Well, we had been doing fine, but lately this third wave of COVID is really taking off, we spiked quickly at over 70 cases a day in Nova Scotia. I know, it does not sound like much, but these latest variants are much more aggressive.
So we have begun a Lock down for 14 days, Province wide. Should had started Monday the 26 Apr but it took them a few days to get their information on line an updating correctly the orders etc. So we did not started until Thursday the 29 at 0800, the finally corrected orders being dated for the 28.
Civilians, what is it they don't understand about orders? $#@@&* Ok, off my rant, back to normal woodworking.
Since I have lots of time gazing at my navel, may as well...
Putting away tools, de-rusting and cleaning some. Attending to minor repairs on saw handles, mostly broken or damaged horns. The horns on each end of the saw handle are important for better control, and better feedback. I cannot say enough about the importance of a well fitted handle that fit your hand like a glove. That and the correct hang angle for you.
Been experimenting with de-rusting a few saw plates with Evaporust. Normally I use a razor blade and WD40 to scraped them clean, followed by a light wet sanding, then a buffed wax coating.

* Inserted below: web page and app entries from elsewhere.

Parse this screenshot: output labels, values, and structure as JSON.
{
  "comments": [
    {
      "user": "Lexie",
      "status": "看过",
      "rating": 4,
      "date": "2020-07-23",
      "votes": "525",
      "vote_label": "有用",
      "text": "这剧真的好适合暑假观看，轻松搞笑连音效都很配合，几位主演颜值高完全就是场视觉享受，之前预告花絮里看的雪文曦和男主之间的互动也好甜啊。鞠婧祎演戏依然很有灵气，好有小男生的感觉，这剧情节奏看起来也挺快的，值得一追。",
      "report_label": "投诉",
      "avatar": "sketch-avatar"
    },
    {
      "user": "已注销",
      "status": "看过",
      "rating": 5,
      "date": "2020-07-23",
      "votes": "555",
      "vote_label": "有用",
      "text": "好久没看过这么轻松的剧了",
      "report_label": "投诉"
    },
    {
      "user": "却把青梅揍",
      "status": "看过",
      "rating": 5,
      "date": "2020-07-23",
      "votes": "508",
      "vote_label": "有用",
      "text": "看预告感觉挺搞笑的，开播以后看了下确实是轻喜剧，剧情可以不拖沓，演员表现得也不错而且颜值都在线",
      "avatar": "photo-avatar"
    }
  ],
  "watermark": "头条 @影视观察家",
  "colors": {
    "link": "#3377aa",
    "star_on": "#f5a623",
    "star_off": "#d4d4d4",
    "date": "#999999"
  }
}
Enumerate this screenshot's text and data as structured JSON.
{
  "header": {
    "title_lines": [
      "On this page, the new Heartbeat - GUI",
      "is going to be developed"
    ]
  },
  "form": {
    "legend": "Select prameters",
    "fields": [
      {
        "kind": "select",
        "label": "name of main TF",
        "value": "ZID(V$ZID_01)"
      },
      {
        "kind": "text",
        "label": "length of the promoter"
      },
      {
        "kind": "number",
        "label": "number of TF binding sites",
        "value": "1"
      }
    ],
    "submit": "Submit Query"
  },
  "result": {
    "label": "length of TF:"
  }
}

I was always curious to see how a saw plate will come out. It comes out a dull grey and shows every little speck of pitting there was. All rust free, but that pitting is going to attract dust and rust quickly, so I just coated them with Autosol and a light buffing. Still have a haze from Autosol until I decided what I'm gonna do next.
For the record saw plates do not have to be shiny, just smooth. Scrapping, light sanding, buffing a coat of wax is all they need. And of course a sharpening over.
Came across a small claw hammer head with a broken handle. Drove the stub out and recovered the metal wedges. Will re handled in a size suitable for my youngest grand daughters.
While I was going over the handled tools, I removed two loose handles, recovered metal wedges if any, and dumped all these heads in Evaporust.
Taking the handles off was not too difficult except that the hatchet gave me a hard time. Getting the metal wedge out was easy, but the wooden wedge did not came out without a fight. Got it out without damaging the handle but cannot say the same for the tools used :-(
The chisel I used got a few nicks from hitting the metal wedge and the side of the eye. One of the screwdriver I was using to dug some pieces out, snapped. Oups. Screwdrivers are not pry bar, who knew? :-)
Ever see inside a Moores & Wright ratchet screwdriver? I just did.
Spent a lot of time moving things around. Put stuff where it is supposed to go.
Taking time to survey my domain and figured out what I need to build next to organized my shop better. A never ending process...
In my ongoing Spring Clean up (ongoing since last year :-), came across one of my first ever shop project: A tool caddy organizer thingy on wheel featuring my first ever real joinery using my brand new Craftsman Sears Best 1/4 inch router. That cabinet has been repurposed a few times since built in 1987 and has been around in 5 different shops since. It's a survivor.
I put wheels on it, but they are a bit on the small size and fully loaded tend to protest a bit by being cranky... Just like me :-)
So I guess I know what I'm doing during this lockdown... more cleaning, more decluttering, more fixing tools and hopefully a few more shop projects so needed.
Bob, sipping a cold one and taking it all in. Making plans and switching priorities. The usual :-)